Every now and then a city will announce plans to provide free Internet access points around the city, and there will often be praise from the hi-tech community. Or a state will move to ban such initiatives and heaps of scorn will be heaved on top of them and the local cable and DSL provides. That's a mistake.
While I realize folk love to hate their cable companies (often with good reason) and the woeful state of broadband in this country, having the cities provide the access is worse idea.
Once municipal broadband is wide spread and available at no additionl cost than the taxes people are already paying, then the rational, individual decision is to stop paying Comcast or someone else for Internet access. With enough people doing that, residential broadband from private companies will eventually go away.

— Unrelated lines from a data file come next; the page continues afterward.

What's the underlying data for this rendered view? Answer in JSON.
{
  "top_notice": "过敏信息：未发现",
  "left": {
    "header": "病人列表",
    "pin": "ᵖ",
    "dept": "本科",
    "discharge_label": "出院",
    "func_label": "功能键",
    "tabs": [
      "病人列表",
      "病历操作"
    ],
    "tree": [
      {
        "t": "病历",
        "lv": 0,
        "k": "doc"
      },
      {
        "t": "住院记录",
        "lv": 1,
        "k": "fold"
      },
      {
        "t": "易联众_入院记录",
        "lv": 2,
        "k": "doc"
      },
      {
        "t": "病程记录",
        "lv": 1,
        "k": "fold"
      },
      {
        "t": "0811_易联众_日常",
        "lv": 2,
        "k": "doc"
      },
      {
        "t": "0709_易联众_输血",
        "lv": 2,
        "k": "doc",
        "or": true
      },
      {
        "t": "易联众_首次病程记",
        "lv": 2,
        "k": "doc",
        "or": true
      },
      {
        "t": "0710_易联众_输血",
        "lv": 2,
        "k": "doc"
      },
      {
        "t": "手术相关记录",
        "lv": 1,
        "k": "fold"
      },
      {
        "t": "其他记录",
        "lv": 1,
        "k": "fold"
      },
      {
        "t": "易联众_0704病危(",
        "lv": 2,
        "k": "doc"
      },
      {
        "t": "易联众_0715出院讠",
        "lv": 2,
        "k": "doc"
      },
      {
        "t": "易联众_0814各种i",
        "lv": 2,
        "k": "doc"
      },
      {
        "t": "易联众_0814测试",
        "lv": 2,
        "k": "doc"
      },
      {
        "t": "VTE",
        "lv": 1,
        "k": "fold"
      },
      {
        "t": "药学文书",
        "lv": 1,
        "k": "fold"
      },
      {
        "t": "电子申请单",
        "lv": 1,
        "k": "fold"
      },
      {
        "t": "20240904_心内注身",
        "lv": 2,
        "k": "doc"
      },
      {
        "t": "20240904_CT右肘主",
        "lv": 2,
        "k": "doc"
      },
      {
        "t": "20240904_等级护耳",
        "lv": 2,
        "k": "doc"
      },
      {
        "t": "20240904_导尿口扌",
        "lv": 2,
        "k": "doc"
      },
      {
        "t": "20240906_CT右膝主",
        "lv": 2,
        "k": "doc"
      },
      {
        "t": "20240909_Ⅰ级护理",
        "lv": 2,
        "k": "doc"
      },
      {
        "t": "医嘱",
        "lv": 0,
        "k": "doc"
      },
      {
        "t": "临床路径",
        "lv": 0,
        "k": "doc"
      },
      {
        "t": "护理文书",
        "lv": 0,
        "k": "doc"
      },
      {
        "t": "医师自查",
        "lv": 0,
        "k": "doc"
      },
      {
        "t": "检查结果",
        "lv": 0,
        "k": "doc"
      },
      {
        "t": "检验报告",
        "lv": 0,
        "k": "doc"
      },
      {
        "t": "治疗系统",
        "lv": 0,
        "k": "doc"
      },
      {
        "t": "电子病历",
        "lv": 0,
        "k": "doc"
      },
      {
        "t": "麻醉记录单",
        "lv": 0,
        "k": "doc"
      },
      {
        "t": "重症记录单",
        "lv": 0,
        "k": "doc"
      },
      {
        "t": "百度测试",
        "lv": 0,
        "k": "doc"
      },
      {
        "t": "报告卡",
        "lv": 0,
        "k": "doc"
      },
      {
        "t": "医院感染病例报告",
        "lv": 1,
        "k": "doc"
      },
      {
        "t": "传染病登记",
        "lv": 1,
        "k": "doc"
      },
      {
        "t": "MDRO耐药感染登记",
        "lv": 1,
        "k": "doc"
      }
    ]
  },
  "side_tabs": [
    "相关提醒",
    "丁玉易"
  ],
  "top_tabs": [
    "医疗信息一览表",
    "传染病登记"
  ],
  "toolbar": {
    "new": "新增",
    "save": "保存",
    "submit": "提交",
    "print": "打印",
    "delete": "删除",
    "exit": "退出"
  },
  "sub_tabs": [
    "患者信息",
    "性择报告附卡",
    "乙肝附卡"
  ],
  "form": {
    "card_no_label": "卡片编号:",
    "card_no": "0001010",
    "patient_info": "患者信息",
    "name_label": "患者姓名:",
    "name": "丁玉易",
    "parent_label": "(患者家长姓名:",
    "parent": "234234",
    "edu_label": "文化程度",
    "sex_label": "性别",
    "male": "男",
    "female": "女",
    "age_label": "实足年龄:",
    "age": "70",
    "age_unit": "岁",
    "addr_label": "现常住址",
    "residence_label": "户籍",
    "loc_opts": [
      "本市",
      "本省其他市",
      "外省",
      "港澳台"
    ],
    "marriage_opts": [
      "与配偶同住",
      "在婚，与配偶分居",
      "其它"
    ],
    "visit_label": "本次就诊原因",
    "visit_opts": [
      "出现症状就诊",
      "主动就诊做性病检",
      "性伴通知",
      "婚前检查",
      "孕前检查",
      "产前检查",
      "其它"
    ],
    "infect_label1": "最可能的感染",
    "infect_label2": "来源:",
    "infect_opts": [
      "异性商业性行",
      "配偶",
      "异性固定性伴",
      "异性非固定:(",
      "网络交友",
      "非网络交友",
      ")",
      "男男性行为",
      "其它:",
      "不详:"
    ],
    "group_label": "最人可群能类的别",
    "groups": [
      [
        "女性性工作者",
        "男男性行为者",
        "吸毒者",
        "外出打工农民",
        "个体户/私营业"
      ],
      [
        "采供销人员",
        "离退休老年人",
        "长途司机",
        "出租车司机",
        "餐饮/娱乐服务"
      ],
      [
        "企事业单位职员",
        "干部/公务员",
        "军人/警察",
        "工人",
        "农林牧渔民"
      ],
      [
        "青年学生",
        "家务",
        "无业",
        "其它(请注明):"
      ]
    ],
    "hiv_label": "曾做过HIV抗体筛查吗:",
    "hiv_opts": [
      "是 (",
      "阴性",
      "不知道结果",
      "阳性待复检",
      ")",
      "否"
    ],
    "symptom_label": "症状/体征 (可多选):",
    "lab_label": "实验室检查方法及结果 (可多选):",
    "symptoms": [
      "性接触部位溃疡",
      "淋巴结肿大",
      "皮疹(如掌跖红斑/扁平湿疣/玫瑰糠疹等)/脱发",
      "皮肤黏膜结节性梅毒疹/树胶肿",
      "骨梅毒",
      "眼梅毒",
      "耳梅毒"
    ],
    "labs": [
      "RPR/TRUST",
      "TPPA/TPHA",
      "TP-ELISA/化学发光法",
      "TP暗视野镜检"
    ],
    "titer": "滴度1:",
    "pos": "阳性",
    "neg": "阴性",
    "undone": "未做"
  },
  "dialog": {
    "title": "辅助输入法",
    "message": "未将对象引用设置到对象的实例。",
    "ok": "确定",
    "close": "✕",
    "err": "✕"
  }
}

That may be fine, assuming the municipalities allow free and open Internet access, but I'm not convinced they will. There are many great things on the net, but there are many foul ones as well. We already see debates in favor of blocking undesirable websites at libraries and schools. Will a vocal minority really allow the city to make such content available in homes?

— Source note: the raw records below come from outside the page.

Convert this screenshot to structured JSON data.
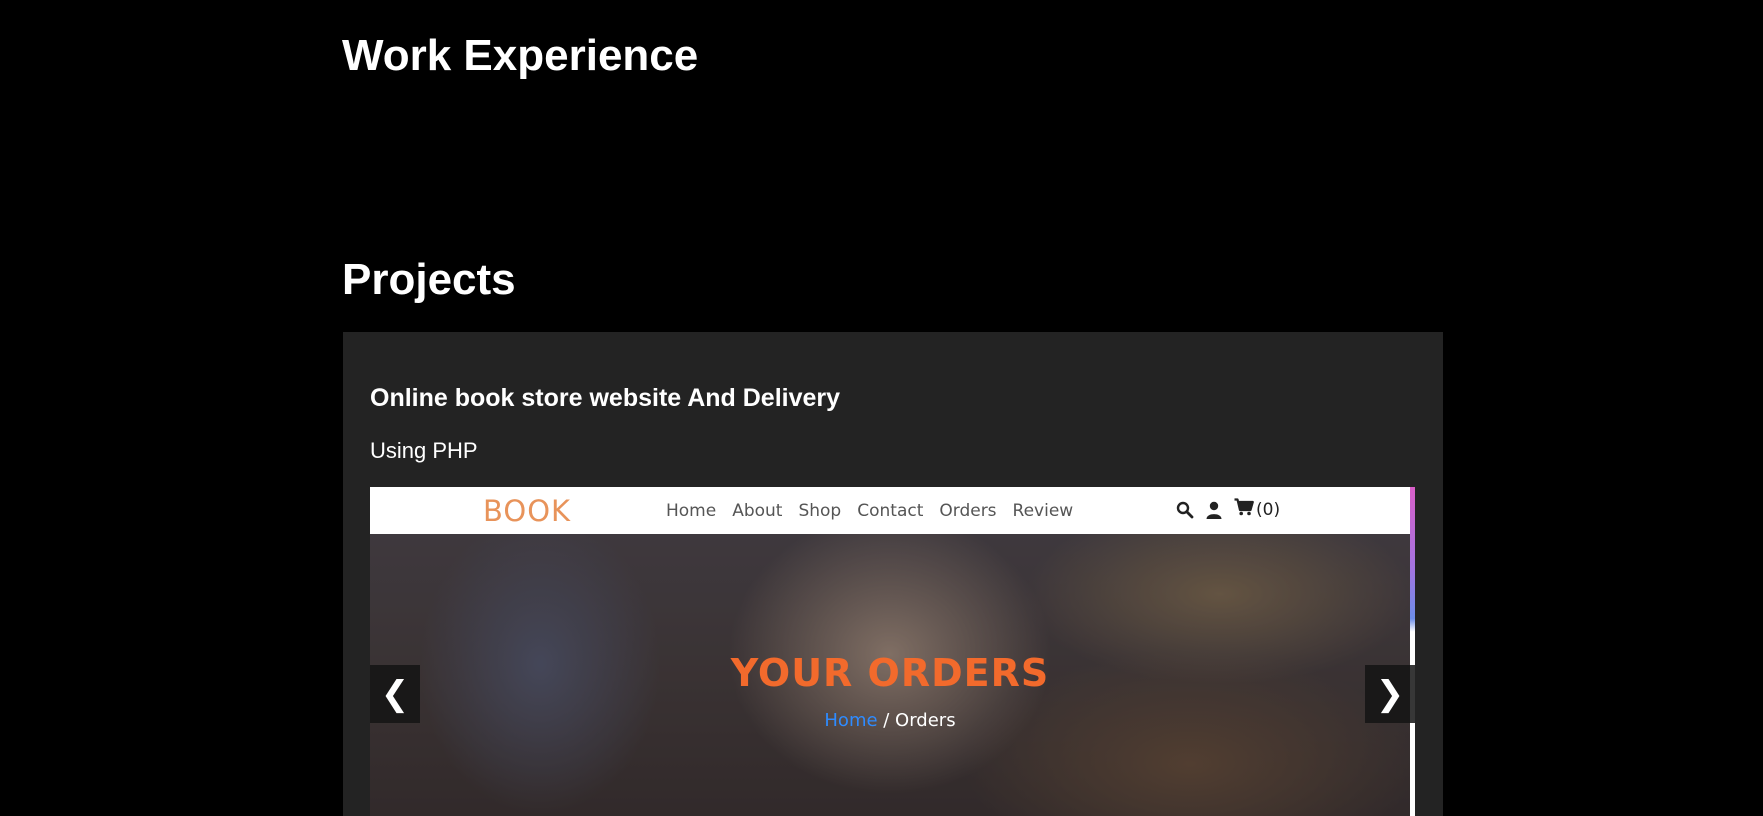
{
  "sections": {
    "work_experience_title": "Work Experience",
    "projects_title": "Projects"
  },
  "project": {
    "title": "Online book store website And Delivery",
    "tech": "Using PHP",
    "preview": {
      "logo": "BOOK",
      "nav": [
        "Home",
        "About",
        "Shop",
        "Contact",
        "Orders",
        "Review"
      ],
      "cart_count": "(0)",
      "hero_title": "YOUR ORDERS",
      "breadcrumb_home": "Home",
      "breadcrumb_rest": " / Orders"
    }
  },
  "carousel": {
    "prev_label": "❮",
    "next_label": "❯"
  },
  "colors": {
    "background": "#000000",
    "card": "#232323",
    "logo": "#e8935a",
    "hero_title": "#f26a2c",
    "breadcrumb_link": "#2e8bff"
  },
  "icons": [
    "search-icon",
    "user-icon",
    "cart-icon",
    "chevron-left-icon",
    "chevron-right-icon"
  ]
}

Obviously the first target will be block already illegal or obscene content. I can't imagine many city councils will oppose a determined group of citizens who want to prohibit the city from "supplying" child pornography. You can already imagine the campaign ads.

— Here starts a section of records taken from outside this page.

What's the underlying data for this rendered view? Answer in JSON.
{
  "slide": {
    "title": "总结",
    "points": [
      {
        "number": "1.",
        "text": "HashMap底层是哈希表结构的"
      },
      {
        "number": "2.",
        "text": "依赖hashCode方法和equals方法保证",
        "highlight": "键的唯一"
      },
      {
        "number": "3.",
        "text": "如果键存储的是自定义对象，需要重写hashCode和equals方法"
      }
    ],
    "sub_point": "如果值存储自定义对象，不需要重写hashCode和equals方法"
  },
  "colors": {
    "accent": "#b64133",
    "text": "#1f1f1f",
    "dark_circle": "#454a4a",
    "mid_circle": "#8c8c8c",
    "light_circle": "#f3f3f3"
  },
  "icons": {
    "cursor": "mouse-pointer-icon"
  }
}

So what's next? Should the city be in the business of sending regular pornography into homes? Can't children see it then? Is that how we want to use tax money?
Porn is an easy target for those who want to restrict access to content. And a city blocking such content from it's own service may not be in the business of censorship. After all, it's not like their banning the content. They're simply choosing not carry it on a municipal service.
So what's next? In many places, it's probably hate speech. Should the city be facilitating content that is racist or misogynistic?
There are extremes on both the right and left of our political landscape that would like to see certain content go away.
Many would argue that the city should block sites that enable violence -- perhaps content related to building explosives and fighting a government force. But what about sites that promote non-violent political unrest?
At this point I think it's safe to say that no city would ban a legitimate new site's content from it's service. But then who is determining the legitimacy of a new site? I think CNN and Fox would be safe from calls to ban it from the city's service, but what about Al Jazeera?
In the recent uprisings in the middle east, one of the first things dictators try to do it cut off 'net access for the people. Can we count on local governments there to not do that if pressed?
The Internet is a powerful tool because of both the good stuff and bad stuff that's on it. And I trust the users of the Internet, and, yes, many of the private party ISPs out there, to deliver a free 'net experience much more than I trust a city council trying to stand up to a vocal group of citizens barking their vocal call to, "Think of the children!"